▶ [Task inputs]:
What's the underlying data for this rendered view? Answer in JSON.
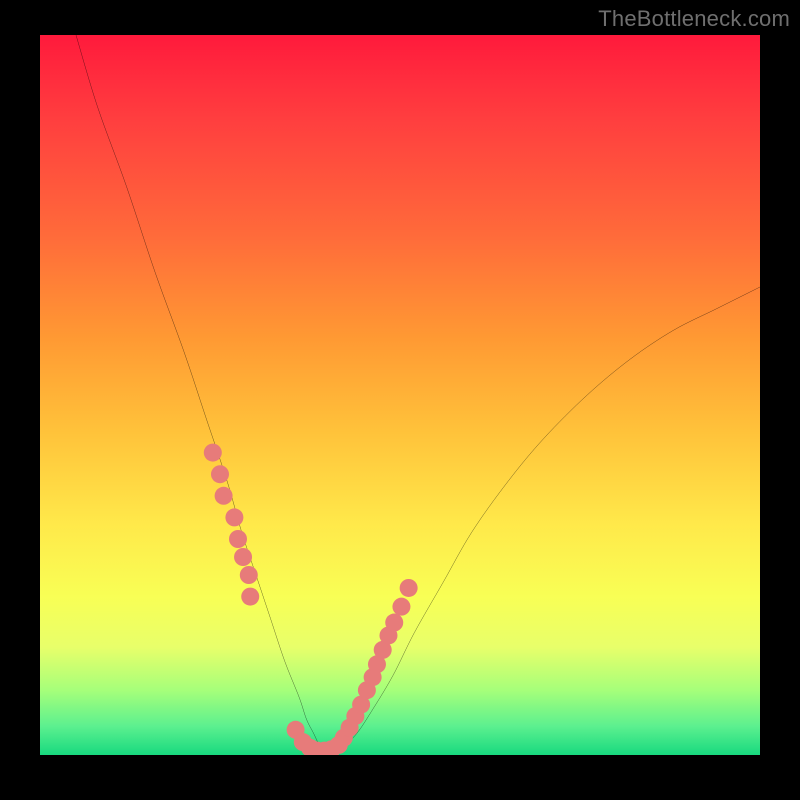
{
  "watermark": "TheBottleneck.com",
  "colors": {
    "frame": "#000000",
    "curve_stroke": "#000000",
    "dot_fill": "#e77b7a",
    "gradient_stops": [
      "#ff1a3c",
      "#ff3f3f",
      "#ff6b3a",
      "#ff9933",
      "#ffc23a",
      "#ffe94a",
      "#f8ff55",
      "#e8ff6a",
      "#a6ff7a",
      "#5cf08f",
      "#18d97f"
    ]
  },
  "chart_data": {
    "type": "line",
    "title": "",
    "xlabel": "",
    "ylabel": "",
    "xlim": [
      0,
      100
    ],
    "ylim": [
      0,
      100
    ],
    "note": "No axis ticks or numeric labels are visible. x/y below are normalised 0–100 across the plotting area; y is bottleneck-percentage-like (0 = bottom/green, 100 = top/red). Values estimated from pixel positions.",
    "series": [
      {
        "name": "bottleneck-curve",
        "x": [
          5,
          8,
          12,
          16,
          20,
          23,
          26,
          28,
          30,
          32,
          34,
          36,
          37,
          38,
          39,
          40,
          42,
          44,
          46,
          49,
          52,
          56,
          60,
          65,
          70,
          76,
          82,
          88,
          94,
          100
        ],
        "y": [
          100,
          90,
          79,
          67,
          56,
          47,
          38,
          31,
          25,
          19,
          13,
          8,
          5,
          3,
          1,
          0,
          1,
          3,
          6,
          11,
          17,
          24,
          31,
          38,
          44,
          50,
          55,
          59,
          62,
          65
        ]
      }
    ],
    "highlight_points": {
      "name": "salmon-dots",
      "note": "Cluster markers overlaid on the curve near the valley and its flanks. Coordinates in same 0–100 space.",
      "points": [
        {
          "x": 24.0,
          "y": 42.0
        },
        {
          "x": 25.0,
          "y": 39.0
        },
        {
          "x": 25.5,
          "y": 36.0
        },
        {
          "x": 27.0,
          "y": 33.0
        },
        {
          "x": 27.5,
          "y": 30.0
        },
        {
          "x": 28.2,
          "y": 27.5
        },
        {
          "x": 29.0,
          "y": 25.0
        },
        {
          "x": 29.2,
          "y": 22.0
        },
        {
          "x": 35.5,
          "y": 3.5
        },
        {
          "x": 36.5,
          "y": 1.8
        },
        {
          "x": 37.5,
          "y": 1.0
        },
        {
          "x": 38.5,
          "y": 0.6
        },
        {
          "x": 39.5,
          "y": 0.6
        },
        {
          "x": 40.5,
          "y": 0.8
        },
        {
          "x": 41.5,
          "y": 1.4
        },
        {
          "x": 42.2,
          "y": 2.4
        },
        {
          "x": 43.0,
          "y": 3.8
        },
        {
          "x": 43.8,
          "y": 5.4
        },
        {
          "x": 44.6,
          "y": 7.0
        },
        {
          "x": 45.4,
          "y": 9.0
        },
        {
          "x": 46.2,
          "y": 10.8
        },
        {
          "x": 46.8,
          "y": 12.6
        },
        {
          "x": 47.6,
          "y": 14.6
        },
        {
          "x": 48.4,
          "y": 16.6
        },
        {
          "x": 49.2,
          "y": 18.4
        },
        {
          "x": 50.2,
          "y": 20.6
        },
        {
          "x": 51.2,
          "y": 23.2
        }
      ]
    },
    "minimum": {
      "x": 39,
      "y": 0
    }
  }
}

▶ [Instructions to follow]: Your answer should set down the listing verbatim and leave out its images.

▶ [Solution to the problem]:
What's the underlying data for this rendered view? Answer in JSON.
{
  "watermark": "TheBottleneck.com",
  "colors": {
    "frame": "#000000",
    "curve_stroke": "#000000",
    "dot_fill": "#e77b7a",
    "gradient_stops": [
      "#ff1a3c",
      "#ff3f3f",
      "#ff6b3a",
      "#ff9933",
      "#ffc23a",
      "#ffe94a",
      "#f8ff55",
      "#e8ff6a",
      "#a6ff7a",
      "#5cf08f",
      "#18d97f"
    ]
  },
  "chart_data": {
    "type": "line",
    "title": "",
    "xlabel": "",
    "ylabel": "",
    "xlim": [
      0,
      100
    ],
    "ylim": [
      0,
      100
    ],
    "note": "No axis ticks or numeric labels are visible. x/y below are normalised 0–100 across the plotting area; y is bottleneck-percentage-like (0 = bottom/green, 100 = top/red). Values estimated from pixel positions.",
    "series": [
      {
        "name": "bottleneck-curve",
        "x": [
          5,
          8,
          12,
          16,
          20,
          23,
          26,
          28,
          30,
          32,
          34,
          36,
          37,
          38,
          39,
          40,
          42,
          44,
          46,
          49,
          52,
          56,
          60,
          65,
          70,
          76,
          82,
          88,
          94,
          100
        ],
        "y": [
          100,
          90,
          79,
          67,
          56,
          47,
          38,
          31,
          25,
          19,
          13,
          8,
          5,
          3,
          1,
          0,
          1,
          3,
          6,
          11,
          17,
          24,
          31,
          38,
          44,
          50,
          55,
          59,
          62,
          65
        ]
      }
    ],
    "highlight_points": {
      "name": "salmon-dots",
      "note": "Cluster markers overlaid on the curve near the valley and its flanks. Coordinates in same 0–100 space.",
      "points": [
        {
          "x": 24.0,
          "y": 42.0
        },
        {
          "x": 25.0,
          "y": 39.0
        },
        {
          "x": 25.5,
          "y": 36.0
        },
        {
          "x": 27.0,
          "y": 33.0
        },
        {
          "x": 27.5,
          "y": 30.0
        },
        {
          "x": 28.2,
          "y": 27.5
        },
        {
          "x": 29.0,
          "y": 25.0
        },
        {
          "x": 29.2,
          "y": 22.0
        },
        {
          "x": 35.5,
          "y": 3.5
        },
        {
          "x": 36.5,
          "y": 1.8
        },
        {
          "x": 37.5,
          "y": 1.0
        },
        {
          "x": 38.5,
          "y": 0.6
        },
        {
          "x": 39.5,
          "y": 0.6
        },
        {
          "x": 40.5,
          "y": 0.8
        },
        {
          "x": 41.5,
          "y": 1.4
        },
        {
          "x": 42.2,
          "y": 2.4
        },
        {
          "x": 43.0,
          "y": 3.8
        },
        {
          "x": 43.8,
          "y": 5.4
        },
        {
          "x": 44.6,
          "y": 7.0
        },
        {
          "x": 45.4,
          "y": 9.0
        },
        {
          "x": 46.2,
          "y": 10.8
        },
        {
          "x": 46.8,
          "y": 12.6
        },
        {
          "x": 47.6,
          "y": 14.6
        },
        {
          "x": 48.4,
          "y": 16.6
        },
        {
          "x": 49.2,
          "y": 18.4
        },
        {
          "x": 50.2,
          "y": 20.6
        },
        {
          "x": 51.2,
          "y": 23.2
        }
      ]
    },
    "minimum": {
      "x": 39,
      "y": 0
    }
  }
}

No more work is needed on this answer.